Rural Planning Coordinator
What made you decide to concentrate on American Cultural Studies?
I started my freshman year at Fairhaven College with plans to join the Law, Diversity & Justice Program (LDJ). After several semesters in LDJ, I realized that the program was not the right fit for me. Thankfully I met with Larry Estrada who recommended the American Cultural Studies (ACS) Program. As a young Alaska Native woman, ACS was in many ways my introduction to the history and experiences of other communities of color. Courses like the American Indian Experience helped me to also better understand the historical and political influences that shaped the experiences of my own community.
How did you choose your career/field?
When I was researching graduate programs, one of my ACS peers recommended that I look into Community Planning Programs. I immediately became interested in the field and eventually pursued a master’s degree in Community & Regional Planning from the University of New Mexico.
What has your path since ACS looked like?
After receiving my bachelor’s degree, I continued on to receive a master’s degree. I have spent the past five years working with Alaska villages in numerous capacities. I currently serve as a Rural Planning Coordinator where I provide technical assistance to villages in the development and implementation of community plans.
How did ACS influence that path?
ACS greatly influenced my path by exposing me early in my college experience to many diverse issues, communities, and perspectives. ACS also helped to prepare me academically for graduate school and to nurture within me a lifelong commitment to community-based work.
What kind of training, licenses, and education were required?
Having a formal education in community planning gives me credibility in the mainstream planning community. I also maintain my professional membership with the American Planning Association and will eventually take the exam to become an American Institute Certified Planner.
What kinds of prior experiences were essential?
My prior experience of working with tribal communities was essential. My graduate program was very community-based which gave students an opportunity to gain hands on planning experience before we even graduated. I had also traveled quite a bit and was willing to journey the often long distances between Alaska villages (most of which are not connected to the road system).
What other attributes (personal or otherwise) were essential?
I have always been more of a listener than a talker which I feel has helped me be a better planner. When I facilitate planning meetings, I try to say just enough to get community members talking among each other. Humor is also one of our Athabascan cultural values so I try to incorporate it into my work whenever possible.

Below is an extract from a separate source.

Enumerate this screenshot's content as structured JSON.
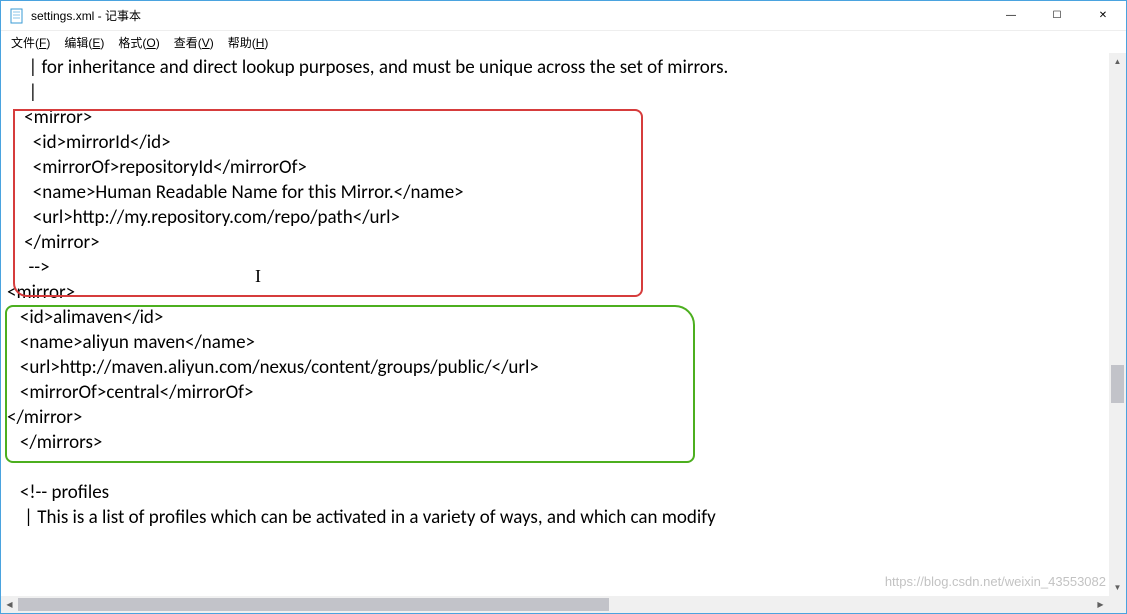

Reflecting on your time as a student, what was the best/most important/influential part of your experience?
The most influential part of my experience as a student was having the opportunity to be mentored by Professor Dan First Scout Rowe. Never having had a single Native teacher growing up, it was a powerful experience for me to see someone like Dan teaching in a university setting. The constant support and encouragement he offered me and my fellow Native students was absolutely key to our success. When I was selected as the Outstanding American Cultural Studies Graduate of the Year, I chose Dan to walk with me across the graduation stage which remains one of my proudest moments in life.
Please describe a typical day for you.
A typical day involves communicating with tribal staff on community development projects, providing technical planning assistance, and reporting on project activities.
What does the future hold for you?
I hope to continue working with tribes to develop plans that honor their cultural values and vision for the future. This fall I am taking my first course towards a PhD in Indigenous Studies at the University of Alaska Fairbanks. I would also like to publish more articles on the topic of Indigenous Planning.